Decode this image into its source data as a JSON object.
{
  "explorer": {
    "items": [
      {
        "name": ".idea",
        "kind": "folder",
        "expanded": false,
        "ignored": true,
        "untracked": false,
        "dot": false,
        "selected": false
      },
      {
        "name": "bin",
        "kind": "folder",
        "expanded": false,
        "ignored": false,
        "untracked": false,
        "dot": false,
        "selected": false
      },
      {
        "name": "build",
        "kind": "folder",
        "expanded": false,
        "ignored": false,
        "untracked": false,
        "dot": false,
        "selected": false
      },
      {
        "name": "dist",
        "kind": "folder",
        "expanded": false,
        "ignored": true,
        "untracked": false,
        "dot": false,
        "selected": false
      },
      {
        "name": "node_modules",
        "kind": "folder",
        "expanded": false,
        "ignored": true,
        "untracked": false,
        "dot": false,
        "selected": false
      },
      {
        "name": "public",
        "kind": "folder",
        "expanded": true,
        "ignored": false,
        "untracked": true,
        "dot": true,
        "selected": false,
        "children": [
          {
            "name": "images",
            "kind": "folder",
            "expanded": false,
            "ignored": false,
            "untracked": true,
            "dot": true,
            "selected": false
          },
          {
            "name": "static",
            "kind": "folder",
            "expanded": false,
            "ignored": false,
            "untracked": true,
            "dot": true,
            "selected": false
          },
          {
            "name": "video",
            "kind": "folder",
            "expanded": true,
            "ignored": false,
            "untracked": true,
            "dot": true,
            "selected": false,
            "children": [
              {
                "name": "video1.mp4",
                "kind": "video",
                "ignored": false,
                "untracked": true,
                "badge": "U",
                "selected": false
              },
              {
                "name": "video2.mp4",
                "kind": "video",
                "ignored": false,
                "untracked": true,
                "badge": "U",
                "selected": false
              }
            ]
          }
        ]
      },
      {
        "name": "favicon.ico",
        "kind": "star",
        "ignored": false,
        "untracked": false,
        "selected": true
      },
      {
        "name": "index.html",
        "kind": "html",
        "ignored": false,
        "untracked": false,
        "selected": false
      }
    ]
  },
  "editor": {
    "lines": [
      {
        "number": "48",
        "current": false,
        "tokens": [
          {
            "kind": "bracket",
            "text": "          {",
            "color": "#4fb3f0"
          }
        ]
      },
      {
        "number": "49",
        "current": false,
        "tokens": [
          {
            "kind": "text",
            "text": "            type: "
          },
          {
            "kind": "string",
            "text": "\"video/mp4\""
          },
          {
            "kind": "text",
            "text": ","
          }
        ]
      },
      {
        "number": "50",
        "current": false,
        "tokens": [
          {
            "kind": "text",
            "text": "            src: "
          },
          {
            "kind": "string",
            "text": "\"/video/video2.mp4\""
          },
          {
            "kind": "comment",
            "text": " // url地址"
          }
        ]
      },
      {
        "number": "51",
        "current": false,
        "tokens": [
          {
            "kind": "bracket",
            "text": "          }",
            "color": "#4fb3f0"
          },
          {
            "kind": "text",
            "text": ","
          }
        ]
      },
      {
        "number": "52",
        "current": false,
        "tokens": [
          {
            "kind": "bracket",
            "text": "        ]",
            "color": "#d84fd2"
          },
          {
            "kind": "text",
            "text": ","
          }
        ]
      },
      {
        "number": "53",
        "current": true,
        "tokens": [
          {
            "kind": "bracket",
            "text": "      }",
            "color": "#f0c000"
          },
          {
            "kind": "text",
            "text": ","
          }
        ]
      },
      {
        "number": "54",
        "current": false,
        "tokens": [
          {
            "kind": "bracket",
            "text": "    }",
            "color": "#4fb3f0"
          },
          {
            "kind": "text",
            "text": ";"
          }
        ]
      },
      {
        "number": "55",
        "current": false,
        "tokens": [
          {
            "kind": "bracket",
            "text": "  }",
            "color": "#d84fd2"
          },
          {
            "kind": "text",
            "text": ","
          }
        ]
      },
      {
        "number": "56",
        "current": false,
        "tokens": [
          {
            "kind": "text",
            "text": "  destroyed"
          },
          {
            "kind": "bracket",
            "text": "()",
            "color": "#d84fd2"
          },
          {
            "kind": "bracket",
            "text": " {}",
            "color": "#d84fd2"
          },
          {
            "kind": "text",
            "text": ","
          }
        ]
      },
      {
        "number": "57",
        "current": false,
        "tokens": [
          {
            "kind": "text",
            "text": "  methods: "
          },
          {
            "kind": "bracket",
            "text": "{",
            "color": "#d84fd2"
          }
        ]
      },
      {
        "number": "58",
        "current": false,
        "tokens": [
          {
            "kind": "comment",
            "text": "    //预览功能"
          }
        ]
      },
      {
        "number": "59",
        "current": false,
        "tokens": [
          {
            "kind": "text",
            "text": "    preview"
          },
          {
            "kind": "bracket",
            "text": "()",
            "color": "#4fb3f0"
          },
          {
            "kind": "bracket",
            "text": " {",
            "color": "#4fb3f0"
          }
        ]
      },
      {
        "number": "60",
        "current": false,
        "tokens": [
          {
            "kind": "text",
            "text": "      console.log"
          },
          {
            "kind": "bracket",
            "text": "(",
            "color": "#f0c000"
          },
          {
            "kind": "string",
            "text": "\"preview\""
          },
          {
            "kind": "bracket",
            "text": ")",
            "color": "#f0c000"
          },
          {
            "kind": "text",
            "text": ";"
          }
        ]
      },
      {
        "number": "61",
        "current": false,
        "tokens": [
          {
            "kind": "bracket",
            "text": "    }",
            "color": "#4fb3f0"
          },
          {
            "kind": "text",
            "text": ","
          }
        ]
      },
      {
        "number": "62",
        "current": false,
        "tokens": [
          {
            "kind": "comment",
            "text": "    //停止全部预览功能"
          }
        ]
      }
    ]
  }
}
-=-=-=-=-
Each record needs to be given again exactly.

Decode this image into its source data as a JSON object.
{
  "explorer": {
    "items": [
      {
        "name": ".idea",
        "kind": "folder",
        "expanded": false,
        "ignored": true,
        "untracked": false,
        "dot": false,
        "selected": false
      },
      {
        "name": "bin",
        "kind": "folder",
        "expanded": false,
        "ignored": false,
        "untracked": false,
        "dot": false,
        "selected": false
      },
      {
        "name": "build",
        "kind": "folder",
        "expanded": false,
        "ignored": false,
        "untracked": false,
        "dot": false,
        "selected": false
      },
      {
        "name": "dist",
        "kind": "folder",
        "expanded": false,
        "ignored": true,
        "untracked": false,
        "dot": false,
        "selected": false
      },
      {
        "name": "node_modules",
        "kind": "folder",
        "expanded": false,
        "ignored": true,
        "untracked": false,
        "dot": false,
        "selected": false
      },
      {
        "name": "public",
        "kind": "folder",
        "expanded": true,
        "ignored": false,
        "untracked": true,
        "dot": true,
        "selected": false,
        "children": [
          {
            "name": "images",
            "kind": "folder",
            "expanded": false,
            "ignored": false,
            "untracked": true,
            "dot": true,
            "selected": false
          },
          {
            "name": "static",
            "kind": "folder",
            "expanded": false,
            "ignored": false,
            "untracked": true,
            "dot": true,
            "selected": false
          },
          {
            "name": "video",
            "kind": "folder",
            "expanded": true,
            "ignored": false,
            "untracked": true,
            "dot": true,
            "selected": false,
            "children": [
              {
                "name": "video1.mp4",
                "kind": "video",
                "ignored": false,
                "untracked": true,
                "badge": "U",
                "selected": false
              },
              {
                "name": "video2.mp4",
                "kind": "video",
                "ignored": false,
                "untracked": true,
                "badge": "U",
                "selected": false
              }
            ]
          }
        ]
      },
      {
        "name": "favicon.ico",
        "kind": "star",
        "ignored": false,
        "untracked": false,
        "selected": true
      },
      {
        "name": "index.html",
        "kind": "html",
        "ignored": false,
        "untracked": false,
        "selected": false
      }
    ]
  },
  "editor": {
    "lines": [
      {
        "number": "48",
        "current": false,
        "tokens": [
          {
            "kind": "bracket",
            "text": "          {",
            "color": "#4fb3f0"
          }
        ]
      },
      {
        "number": "49",
        "current": false,
        "tokens": [
          {
            "kind": "text",
            "text": "            type: "
          },
          {
            "kind": "string",
            "text": "\"video/mp4\""
          },
          {
            "kind": "text",
            "text": ","
          }
        ]
      },
      {
        "number": "50",
        "current": false,
        "tokens": [
          {
            "kind": "text",
            "text": "            src: "
          },
          {
            "kind": "string",
            "text": "\"/video/video2.mp4\""
          },
          {
            "kind": "comment",
            "text": " // url地址"
          }
        ]
      },
      {
        "number": "51",
        "current": false,
        "tokens": [
          {
            "kind": "bracket",
            "text": "          }",
            "color": "#4fb3f0"
          },
          {
            "kind": "text",
            "text": ","
          }
        ]
      },
      {
        "number": "52",
        "current": false,
        "tokens": [
          {
            "kind": "bracket",
            "text": "        ]",
            "color": "#d84fd2"
          },
          {
            "kind": "text",
            "text": ","
          }
        ]
      },
      {
        "number": "53",
        "current": true,
        "tokens": [
          {
            "kind": "bracket",
            "text": "      }",
            "color": "#f0c000"
          },
          {
            "kind": "text",
            "text": ","
          }
        ]
      },
      {
        "number": "54",
        "current": false,
        "tokens": [
          {
            "kind": "bracket",
            "text": "    }",
            "color": "#4fb3f0"
          },
          {
            "kind": "text",
            "text": ";"
          }
        ]
      },
      {
        "number": "55",
        "current": false,
        "tokens": [
          {
            "kind": "bracket",
            "text": "  }",
            "color": "#d84fd2"
          },
          {
            "kind": "text",
            "text": ","
          }
        ]
      },
      {
        "number": "56",
        "current": false,
        "tokens": [
          {
            "kind": "text",
            "text": "  destroyed"
          },
          {
            "kind": "bracket",
            "text": "()",
            "color": "#d84fd2"
          },
          {
            "kind": "bracket",
            "text": " {}",
            "color": "#d84fd2"
          },
          {
            "kind": "text",
            "text": ","
          }
        ]
      },
      {
        "number": "57",
        "current": false,
        "tokens": [
          {
            "kind": "text",
            "text": "  methods: "
          },
          {
            "kind": "bracket",
            "text": "{",
            "color": "#d84fd2"
          }
        ]
      },
      {
        "number": "58",
        "current": false,
        "tokens": [
          {
            "kind": "comment",
            "text": "    //预览功能"
          }
        ]
      },
      {
        "number": "59",
        "current": false,
        "tokens": [
          {
            "kind": "text",
            "text": "    preview"
          },
          {
            "kind": "bracket",
            "text": "()",
            "color": "#4fb3f0"
          },
          {
            "kind": "bracket",
            "text": " {",
            "color": "#4fb3f0"
          }
        ]
      },
      {
        "number": "60",
        "current": false,
        "tokens": [
          {
            "kind": "text",
            "text": "      console.log"
          },
          {
            "kind": "bracket",
            "text": "(",
            "color": "#f0c000"
          },
          {
            "kind": "string",
            "text": "\"preview\""
          },
          {
            "kind": "bracket",
            "text": ")",
            "color": "#f0c000"
          },
          {
            "kind": "text",
            "text": ";"
          }
        ]
      },
      {
        "number": "61",
        "current": false,
        "tokens": [
          {
            "kind": "bracket",
            "text": "    }",
            "color": "#4fb3f0"
          },
          {
            "kind": "text",
            "text": ","
          }
        ]
      },
      {
        "number": "62",
        "current": false,
        "tokens": [
          {
            "kind": "comment",
            "text": "    //停止全部预览功能"
          }
        ]
      }
    ]
  }
}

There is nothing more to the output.